RANJU DODUM | 29 MAY, 2017
ITANAGAR: Forest clearance for the 600 mega watt Tawang-I hydroelectric project in Arunachal Pradesh has been deferred, pending further study of the area’s ecology.
The project proposed to be built on the Tawang-chu river in Tawang district is located at downstream of fore bridge near Jang (2.5 km downstream of Nuranang chu power house). The dam site is located about 28 km from Tawang town and the power house site is located near Yusum village.
The Tawang-I project will be built at a cost of Rs 4824 crore and affect 1,99,505 trees. It will also impact 262.11 hectares of land, of which 12.50 hectares is for the reservoir alone. Apart from this, the underground excavation area required for the project is 14.95 hectares.
The Forest Advisory Committee (FAC) of the Ministry of Environment, Forest and Climate Change met on May 16 to discuss the state government’s proposal to divert 187.20 hectares of forest land.
The FAC cited the Bombay Natural History Society’s representation that Tawang valley “is very high in biodiversity having several critically endangered species” and that the project has “an ability to significantly alter wetland characteristics” needed for the black-necked cranes which use parts of the valley as a wintering site.
It said that the proposed area is an important bird area as identified by the Bombay Natural History Society and recommended that a study in this regard be conducted by the Wildlife Institute of India before granting forest clearance.
Local indigenous Monpa people, led mostly by Buddhist monks, have been opposing the government’s plans to build large dams in the area. There are currently 11 active memorandums to build hydropower projects of varying installed capacities, with the Tawang - I (600 MW) and Tawang – II (800 MW) being two of the biggest. Clearance for the 780-MW Nyamjangchu Project was quashed by the National Green Tribunal last year.
Protests by local residents and monks in May last year had escalated after Lobsang Gyatso, a monk and vocal opponent of the government’s plans to build big dams in the area, was arrested for allegedly defaming another high monk. A violent scuffle that broke out on May 2 last year left two men dead and several others injured from the ensuing firing by security personnel outside the police station in Tawang.

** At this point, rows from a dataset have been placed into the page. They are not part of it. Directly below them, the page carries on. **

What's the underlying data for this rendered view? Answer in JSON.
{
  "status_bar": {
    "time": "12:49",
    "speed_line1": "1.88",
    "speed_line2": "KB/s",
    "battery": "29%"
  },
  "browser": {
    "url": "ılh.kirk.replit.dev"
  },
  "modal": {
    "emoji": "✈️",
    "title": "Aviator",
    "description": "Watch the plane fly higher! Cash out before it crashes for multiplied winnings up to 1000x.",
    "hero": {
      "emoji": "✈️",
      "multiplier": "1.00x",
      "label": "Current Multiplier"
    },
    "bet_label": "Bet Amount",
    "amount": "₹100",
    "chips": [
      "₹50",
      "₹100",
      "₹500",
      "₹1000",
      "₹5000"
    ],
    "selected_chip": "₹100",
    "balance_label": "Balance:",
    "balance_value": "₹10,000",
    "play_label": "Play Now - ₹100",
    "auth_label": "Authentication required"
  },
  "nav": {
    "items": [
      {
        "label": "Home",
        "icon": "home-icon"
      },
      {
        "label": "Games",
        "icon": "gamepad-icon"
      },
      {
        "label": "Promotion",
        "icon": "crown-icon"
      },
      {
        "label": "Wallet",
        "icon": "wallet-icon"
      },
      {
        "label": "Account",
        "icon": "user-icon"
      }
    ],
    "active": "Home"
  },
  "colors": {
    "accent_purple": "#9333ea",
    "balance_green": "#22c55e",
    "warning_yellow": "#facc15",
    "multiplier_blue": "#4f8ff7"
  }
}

The monks say that they are not opposed to some of the smaller projects that have been planned but that the Tawang I and II must not be built. This past February at a meeting of monks, panchayat leaders and government officials, including Tawang MLA Tsering Tashi and Lumla MLA Jambey Tashi, people present made clear their opposition to the two projects.
While those opposed to the projects counted the public rejection as a major victory, officials from NHPC, the public sector unit tasked with the job of executing the projects, maintain that plans remain unaffected as long as the memorandum of agreements it signed with the state government are not cancelled.